Republican Marjorie Taylor Greene has lashed out at “morons” in both parties who voted to kick her off two committees, a day after the House of Representatives meted out the unprecedented punishment that Democrats said she had earned by spreading hateful and violent conspiracy theories.
All but 11 Republicans voted against the Democratic move on Thursday but none rose to defend her lengthy history of outrageous social media posts.
In the most riveting moment of the day’s debate, the new Republican legislator from Georgia took to the House floor on her own behalf, offering a mixture of backpedalling and finger-pointing as she wore a dark mask emblazoned with the words “free speech”.
The chamber’s near party-line 230-199 vote was the latest instance of conspiracy theories becoming pitched political battlefields, an increasingly familiar occurrence during Donald Trump’s presidency.
He faces a Senate trial next week for his House impeachment for inciting insurrection after a mob he fuelled with his false narrative of a stolen election attacked the Capitol.

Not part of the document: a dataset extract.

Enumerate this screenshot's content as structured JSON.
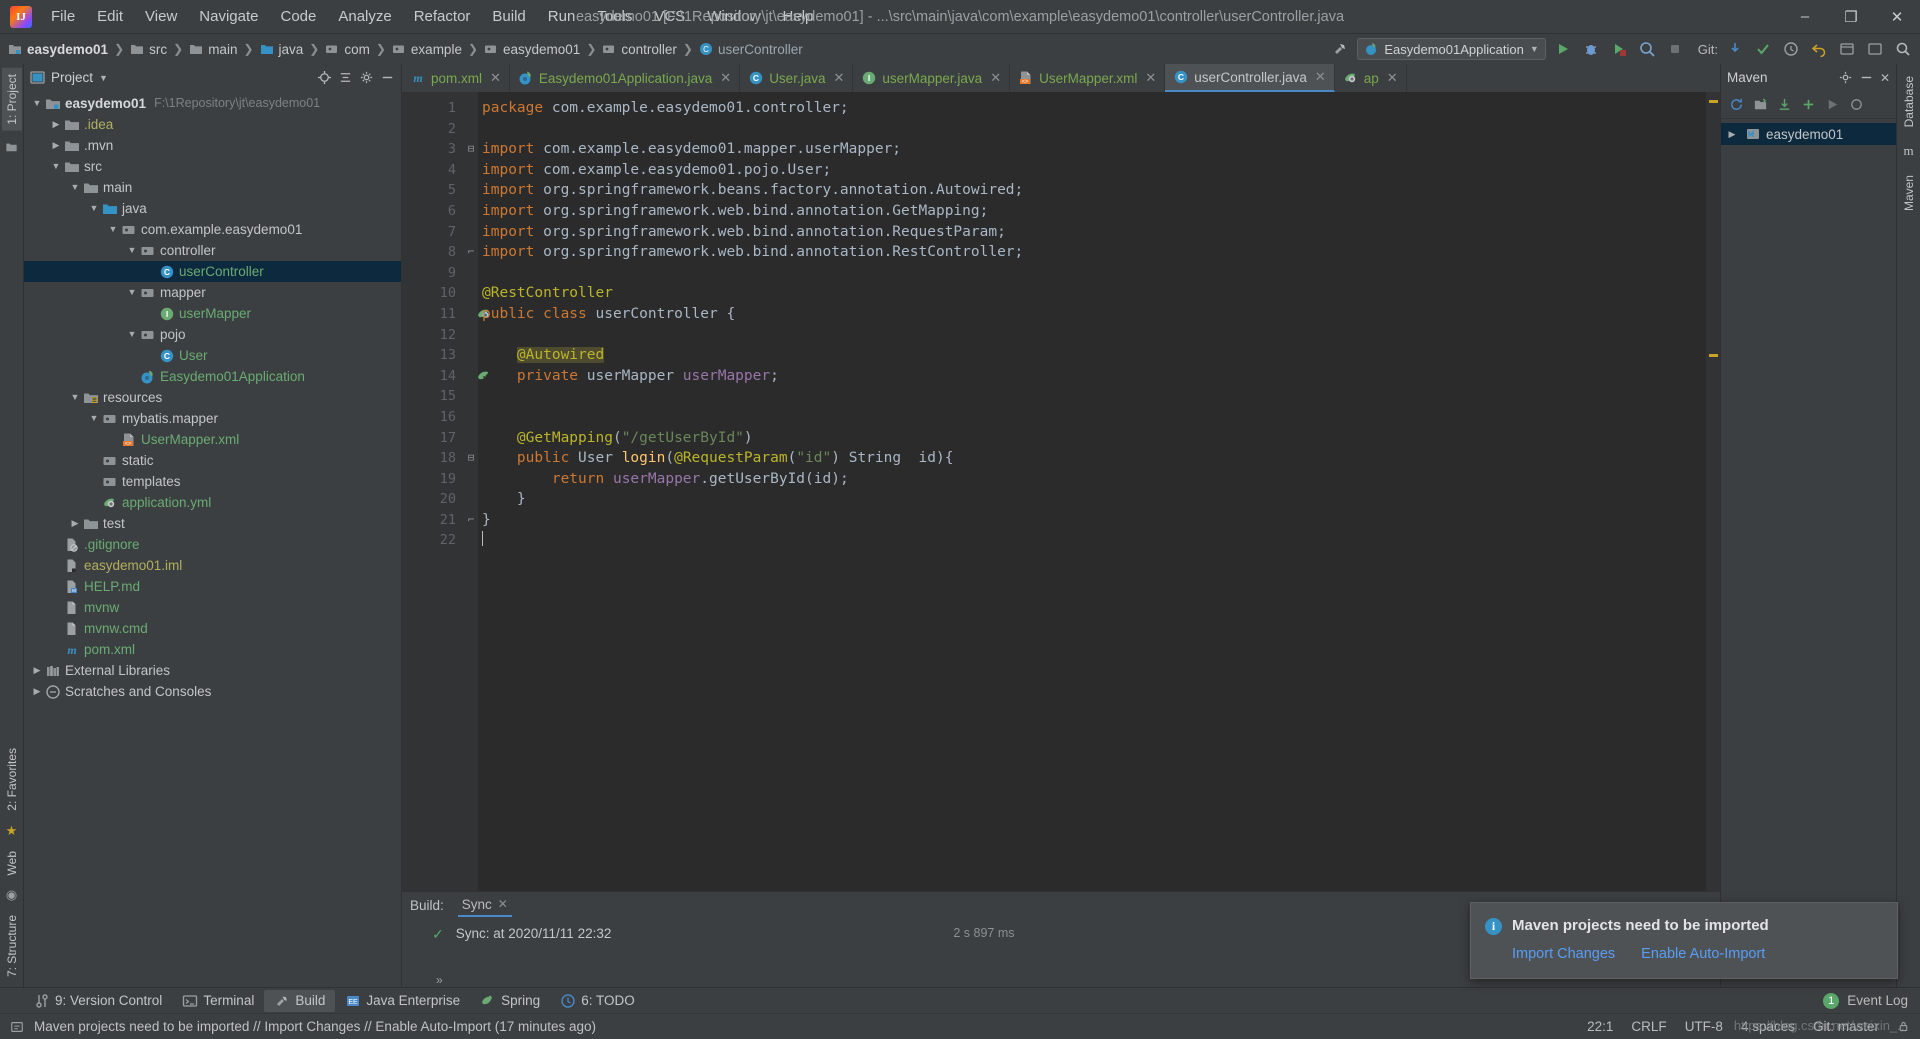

Thursday’s fight also underscored the uproar and political complexities that Ms Greene — a master of provoking Democrats, promoting herself and raising campaign money — has prompted since becoming a House candidate last year.
She showed no signs of repentance on Friday, tweeting: “I woke up early this morning literally laughing thinking about what a bunch of morons the Democrats (+11) are for giving some one like me free time.”
At a news conference later outside the Capitol, she accused news organisations of “addicting our nation to hate”.
She deflected a question about her past online suggestion that House speaker Nancy Pelosi could be executed for treason, and warned that Republicans opposing her should remember that Mr Trump — with whom she is closely allied — controls the Republican party.
“The party is his,” she said. “It doesn’t belong to anybody else.”
A day earlier on the House floor, she had tried to dissociate herself from her “words of the past”. Contradicting past social media posts, she said she believes the 9/11 attacks and mass school shootings were real and no longer believes QAnon conspiracy theories.
But she did not explicitly apologise for supportive online remarks she has made on other subjects, as when she mulled Ms Pelosi being assassinated or the possibility of Jewish-controlled space rays causing wildfires, and she portrayed herself as the victim of unscrupulous “big media companies”.
News organisations “can take teeny, tiny pieces of words that I’ve said, that you have said, any of us, and can portray us as someone that we’re not”, she said.
Ms Greene was on the Education and Labour Committee and the Budget Committee. Democrats were especially aghast about her assignment to the education panel, considering the past doubt she cast on school shootings in Florida and Connecticut.